Data records for software interfaces:
◇ ◇ ◇ ◇ ◇

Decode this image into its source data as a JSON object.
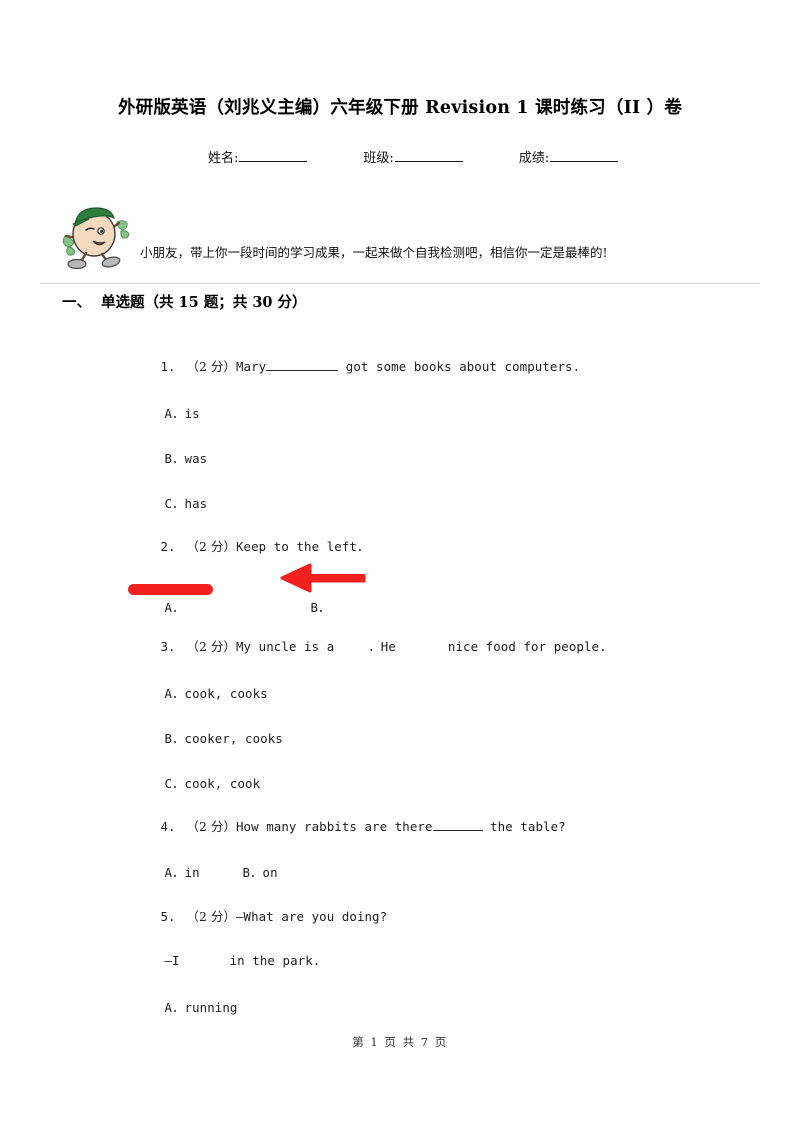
{
  "document": {
    "title": "外研版英语（刘兆义主编）六年级下册 Revision 1 课时练习（II ）卷",
    "footer": "第 1 页 共 7 页"
  },
  "identity": {
    "name_label": "姓名:",
    "class_label": "班级:",
    "score_label": "成绩:"
  },
  "intro": {
    "mascot_icon": "cartoon-student-mascot-icon",
    "text": "小朋友，带上你一段时间的学习成果，一起来做个自我检测吧，相信你一定是最棒的!"
  },
  "section": {
    "number": "一、",
    "title": "单选题（共 15 题；共 30 分）"
  },
  "colors": {
    "annotation_red": "#f32020",
    "text": "#1d1d1d",
    "rule": "#d8d8d8"
  },
  "questions": [
    {
      "index": "1.",
      "marks": "（2 分）",
      "stem_before": "Mary",
      "stem_after": " got some books about computers.",
      "options": [
        {
          "label": "A．",
          "text": "is"
        },
        {
          "label": "B．",
          "text": "was"
        },
        {
          "label": "C．",
          "text": "has"
        }
      ]
    },
    {
      "index": "2.",
      "marks": "（2 分）",
      "stem": "Keep to the left．",
      "options": [
        {
          "label": "A．",
          "text": "",
          "image": "red-horizontal-bar"
        },
        {
          "label": "B．",
          "text": "",
          "image": "red-left-arrow"
        }
      ]
    },
    {
      "index": "3.",
      "marks": "（2 分）",
      "stem_part1": "My uncle is a",
      "stem_part2": "．He",
      "stem_part3": "nice food for people.",
      "options": [
        {
          "label": "A．",
          "text": "cook, cooks"
        },
        {
          "label": "B．",
          "text": "cooker, cooks"
        },
        {
          "label": "C．",
          "text": "cook, cook"
        }
      ]
    },
    {
      "index": "4.",
      "marks": "（2 分）",
      "stem_before": "How many rabbits are there",
      "stem_after": " the table?",
      "options": [
        {
          "label": "A．",
          "text": "in"
        },
        {
          "label": "B．",
          "text": "on"
        }
      ]
    },
    {
      "index": "5.",
      "marks": "（2 分）",
      "stem": "—What are you doing?",
      "stem_line2_before": "—I",
      "stem_line2_after": "in the park.",
      "options": [
        {
          "label": "A．",
          "text": "running"
        }
      ]
    }
  ]
}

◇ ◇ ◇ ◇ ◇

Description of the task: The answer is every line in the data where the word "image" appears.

Expected answer:
Decode this image into its source data as a JSON object.
          "image": "red-horizontal-bar"
          "image": "red-left-arrow"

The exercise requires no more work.